soda, beer and water ice. (Hmm Wilfred Brimley?) Thanks to the sponsors.I have a hat just like that
Delaney gets on board
Don’t they look like they are having fun. I’m glad I stopped by on my way to my annual family reunion. There’s Uncle Jeff in black. The peps in Audubon get into the holiday spiritI grew up in the house with the chimney until I was 8 years old. Dad owned it for another 20 years and used it as his doctors office. And my sisters lived in the apartment above the office after they graduated college. Dad was a strict landlord, and made sure the girls paid their rent on time. After they moved out he gave half the proceeds back. Damn I wish I had gotten that deal!!Jeff, Julie, Jody Shaw and I all went to Paul VI High School and attended St. Vincent Pallotti Church. The Camden Diocese has chosen to close this church and merge it with one in the neighboring towns of Haddon Heights or Oaklyn.

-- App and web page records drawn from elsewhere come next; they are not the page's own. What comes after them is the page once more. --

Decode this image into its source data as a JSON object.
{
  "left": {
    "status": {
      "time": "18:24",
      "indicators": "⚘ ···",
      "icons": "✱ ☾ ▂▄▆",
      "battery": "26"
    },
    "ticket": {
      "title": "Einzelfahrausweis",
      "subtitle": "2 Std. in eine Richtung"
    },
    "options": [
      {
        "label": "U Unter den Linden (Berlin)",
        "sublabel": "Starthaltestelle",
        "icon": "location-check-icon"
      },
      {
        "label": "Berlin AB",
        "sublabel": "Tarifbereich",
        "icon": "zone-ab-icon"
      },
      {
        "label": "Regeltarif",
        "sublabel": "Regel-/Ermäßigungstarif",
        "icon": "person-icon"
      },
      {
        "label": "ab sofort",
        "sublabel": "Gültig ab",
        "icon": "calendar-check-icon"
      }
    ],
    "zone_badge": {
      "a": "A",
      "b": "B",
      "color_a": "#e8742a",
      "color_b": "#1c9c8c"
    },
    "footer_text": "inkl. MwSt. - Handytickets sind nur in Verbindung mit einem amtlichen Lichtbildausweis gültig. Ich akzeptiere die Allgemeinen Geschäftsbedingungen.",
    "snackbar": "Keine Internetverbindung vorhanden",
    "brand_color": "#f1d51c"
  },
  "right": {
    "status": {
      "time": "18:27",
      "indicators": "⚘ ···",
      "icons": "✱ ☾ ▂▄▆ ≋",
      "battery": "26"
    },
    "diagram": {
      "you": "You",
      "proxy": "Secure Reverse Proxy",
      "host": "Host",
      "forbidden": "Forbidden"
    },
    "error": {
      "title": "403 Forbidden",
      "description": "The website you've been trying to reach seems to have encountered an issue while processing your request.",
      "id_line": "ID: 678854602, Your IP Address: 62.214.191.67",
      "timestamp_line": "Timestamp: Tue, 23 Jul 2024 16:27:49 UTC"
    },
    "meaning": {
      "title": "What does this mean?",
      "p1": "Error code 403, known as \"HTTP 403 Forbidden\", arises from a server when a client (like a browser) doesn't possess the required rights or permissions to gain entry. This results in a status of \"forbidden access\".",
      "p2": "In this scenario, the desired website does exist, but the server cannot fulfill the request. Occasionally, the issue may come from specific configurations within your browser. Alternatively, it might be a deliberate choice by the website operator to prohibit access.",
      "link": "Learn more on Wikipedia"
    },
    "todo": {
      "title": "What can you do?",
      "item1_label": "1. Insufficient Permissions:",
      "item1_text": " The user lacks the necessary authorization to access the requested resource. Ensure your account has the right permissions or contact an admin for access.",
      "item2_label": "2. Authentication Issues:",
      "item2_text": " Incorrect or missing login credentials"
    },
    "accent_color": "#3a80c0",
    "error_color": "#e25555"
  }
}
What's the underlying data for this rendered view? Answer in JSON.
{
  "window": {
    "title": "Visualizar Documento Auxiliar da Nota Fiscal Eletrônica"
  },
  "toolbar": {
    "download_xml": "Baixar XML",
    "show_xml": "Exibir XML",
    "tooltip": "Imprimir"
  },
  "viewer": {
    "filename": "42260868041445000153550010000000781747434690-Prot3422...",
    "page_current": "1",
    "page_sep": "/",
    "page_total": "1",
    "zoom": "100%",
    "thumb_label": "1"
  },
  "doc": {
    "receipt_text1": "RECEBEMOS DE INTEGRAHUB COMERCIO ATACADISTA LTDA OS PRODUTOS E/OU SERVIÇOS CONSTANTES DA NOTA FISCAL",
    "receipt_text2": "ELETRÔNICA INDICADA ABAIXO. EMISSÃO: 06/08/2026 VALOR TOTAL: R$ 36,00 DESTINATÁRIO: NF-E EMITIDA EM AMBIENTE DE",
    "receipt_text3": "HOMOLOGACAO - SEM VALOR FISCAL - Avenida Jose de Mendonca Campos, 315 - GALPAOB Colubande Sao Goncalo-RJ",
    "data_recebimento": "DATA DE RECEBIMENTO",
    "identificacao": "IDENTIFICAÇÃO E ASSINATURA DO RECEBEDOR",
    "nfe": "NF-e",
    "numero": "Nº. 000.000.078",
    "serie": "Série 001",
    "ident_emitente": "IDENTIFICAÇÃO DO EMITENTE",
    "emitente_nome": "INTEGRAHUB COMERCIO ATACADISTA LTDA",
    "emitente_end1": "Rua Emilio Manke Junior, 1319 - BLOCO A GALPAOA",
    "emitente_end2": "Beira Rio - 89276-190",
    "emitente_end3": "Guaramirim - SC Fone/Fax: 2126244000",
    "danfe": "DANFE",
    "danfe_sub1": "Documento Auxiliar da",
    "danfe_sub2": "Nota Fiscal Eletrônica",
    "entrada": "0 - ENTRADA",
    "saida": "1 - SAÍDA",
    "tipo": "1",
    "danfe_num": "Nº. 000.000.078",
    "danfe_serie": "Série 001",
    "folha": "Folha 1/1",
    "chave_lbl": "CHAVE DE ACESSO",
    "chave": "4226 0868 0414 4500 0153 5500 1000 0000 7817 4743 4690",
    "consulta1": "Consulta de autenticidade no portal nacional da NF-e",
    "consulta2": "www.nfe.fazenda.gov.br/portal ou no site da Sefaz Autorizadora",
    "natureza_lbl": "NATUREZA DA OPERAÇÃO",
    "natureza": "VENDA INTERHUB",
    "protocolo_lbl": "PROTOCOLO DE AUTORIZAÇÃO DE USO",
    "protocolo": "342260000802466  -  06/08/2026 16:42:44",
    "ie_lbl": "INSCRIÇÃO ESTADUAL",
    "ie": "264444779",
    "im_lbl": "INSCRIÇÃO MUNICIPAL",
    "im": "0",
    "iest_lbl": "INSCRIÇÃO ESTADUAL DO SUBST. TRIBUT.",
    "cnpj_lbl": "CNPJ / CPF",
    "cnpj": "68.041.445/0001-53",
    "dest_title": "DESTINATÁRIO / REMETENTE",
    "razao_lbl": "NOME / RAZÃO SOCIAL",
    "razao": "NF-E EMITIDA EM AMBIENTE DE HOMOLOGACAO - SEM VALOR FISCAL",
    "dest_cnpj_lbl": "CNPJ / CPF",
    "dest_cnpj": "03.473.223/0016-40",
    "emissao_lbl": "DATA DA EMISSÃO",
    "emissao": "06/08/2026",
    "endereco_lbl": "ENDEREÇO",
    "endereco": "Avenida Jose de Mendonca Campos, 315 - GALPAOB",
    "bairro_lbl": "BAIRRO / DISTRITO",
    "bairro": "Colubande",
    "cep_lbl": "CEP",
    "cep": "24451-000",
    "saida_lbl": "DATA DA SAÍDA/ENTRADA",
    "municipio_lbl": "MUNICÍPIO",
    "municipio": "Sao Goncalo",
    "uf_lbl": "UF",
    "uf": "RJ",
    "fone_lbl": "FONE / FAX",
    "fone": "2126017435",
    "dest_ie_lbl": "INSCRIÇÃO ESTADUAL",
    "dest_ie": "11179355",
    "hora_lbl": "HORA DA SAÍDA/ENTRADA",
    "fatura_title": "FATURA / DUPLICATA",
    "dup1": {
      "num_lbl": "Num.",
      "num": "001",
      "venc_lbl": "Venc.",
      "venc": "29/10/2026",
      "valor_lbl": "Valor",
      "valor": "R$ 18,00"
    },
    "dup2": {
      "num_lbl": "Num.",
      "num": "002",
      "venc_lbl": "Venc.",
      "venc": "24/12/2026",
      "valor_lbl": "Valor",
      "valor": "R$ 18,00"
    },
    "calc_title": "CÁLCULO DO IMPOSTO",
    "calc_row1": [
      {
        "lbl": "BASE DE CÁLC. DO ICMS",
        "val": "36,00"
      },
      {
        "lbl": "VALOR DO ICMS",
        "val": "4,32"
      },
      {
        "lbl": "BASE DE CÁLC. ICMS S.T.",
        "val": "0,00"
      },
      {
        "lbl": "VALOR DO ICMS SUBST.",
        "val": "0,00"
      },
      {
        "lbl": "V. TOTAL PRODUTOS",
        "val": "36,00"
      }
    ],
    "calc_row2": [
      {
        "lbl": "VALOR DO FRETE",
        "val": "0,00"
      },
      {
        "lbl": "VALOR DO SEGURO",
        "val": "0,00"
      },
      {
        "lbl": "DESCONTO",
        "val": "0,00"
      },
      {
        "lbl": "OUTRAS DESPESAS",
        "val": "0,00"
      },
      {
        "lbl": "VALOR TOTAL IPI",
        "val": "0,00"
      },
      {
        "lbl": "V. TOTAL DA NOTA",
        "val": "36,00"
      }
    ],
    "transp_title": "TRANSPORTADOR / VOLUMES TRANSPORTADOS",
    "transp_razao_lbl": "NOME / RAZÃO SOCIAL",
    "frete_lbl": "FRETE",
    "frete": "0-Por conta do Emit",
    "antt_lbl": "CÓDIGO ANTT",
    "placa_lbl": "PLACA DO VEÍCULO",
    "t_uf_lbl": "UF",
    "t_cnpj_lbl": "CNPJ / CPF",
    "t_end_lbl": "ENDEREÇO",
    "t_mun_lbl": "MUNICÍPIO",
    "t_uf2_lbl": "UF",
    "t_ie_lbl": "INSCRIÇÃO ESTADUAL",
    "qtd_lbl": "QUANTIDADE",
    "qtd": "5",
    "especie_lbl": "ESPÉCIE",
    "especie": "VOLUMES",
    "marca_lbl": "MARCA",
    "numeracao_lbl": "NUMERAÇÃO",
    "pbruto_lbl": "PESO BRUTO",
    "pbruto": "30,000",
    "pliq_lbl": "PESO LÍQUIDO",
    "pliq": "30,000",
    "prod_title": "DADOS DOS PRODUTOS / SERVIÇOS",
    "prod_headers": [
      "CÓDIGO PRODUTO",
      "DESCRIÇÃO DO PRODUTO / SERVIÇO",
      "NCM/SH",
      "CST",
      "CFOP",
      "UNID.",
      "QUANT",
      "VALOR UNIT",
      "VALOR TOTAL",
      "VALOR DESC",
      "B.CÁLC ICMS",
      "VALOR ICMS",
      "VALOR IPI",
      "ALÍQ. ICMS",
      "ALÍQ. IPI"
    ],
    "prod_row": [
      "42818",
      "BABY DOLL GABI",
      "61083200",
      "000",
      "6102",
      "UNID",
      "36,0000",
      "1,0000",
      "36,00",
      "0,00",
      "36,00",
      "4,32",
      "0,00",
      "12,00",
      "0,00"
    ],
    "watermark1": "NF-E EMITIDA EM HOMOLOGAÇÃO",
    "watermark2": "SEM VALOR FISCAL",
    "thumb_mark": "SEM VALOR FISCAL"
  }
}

All I can think of is the literally the Sins of our Fathers are being paid by our children. Can’t the Catholic Church sell some of their holdings, their crown jewels, under used ocean front property in Stone Harbor instead of closing the neighborhood parishes?
(From the Courier-Post) In a recent letter to parishioners, Bishop Galante defended his decision to merge the Haddon Township parish with St. Aloysius in Oaklyn, with the Oaklyn parish as a primary worship site.Six months ago, St. Vincent spent $1 million to build a 7,000-square-foot rectory and a nearly 8,000-square-foot memorial hall to replace the toxic-mold-ridden old rectory.
Because the church shares its parking lot with Paul VI High School, parishioners have 400 off-street parking spaces available to them, compared to less than 50 at St. Aloysius, and the church seats roughly 800 people, about twice the size of the Oaklyn church.
“Everybody that we talked to said this defies logic,” Pierzynski said.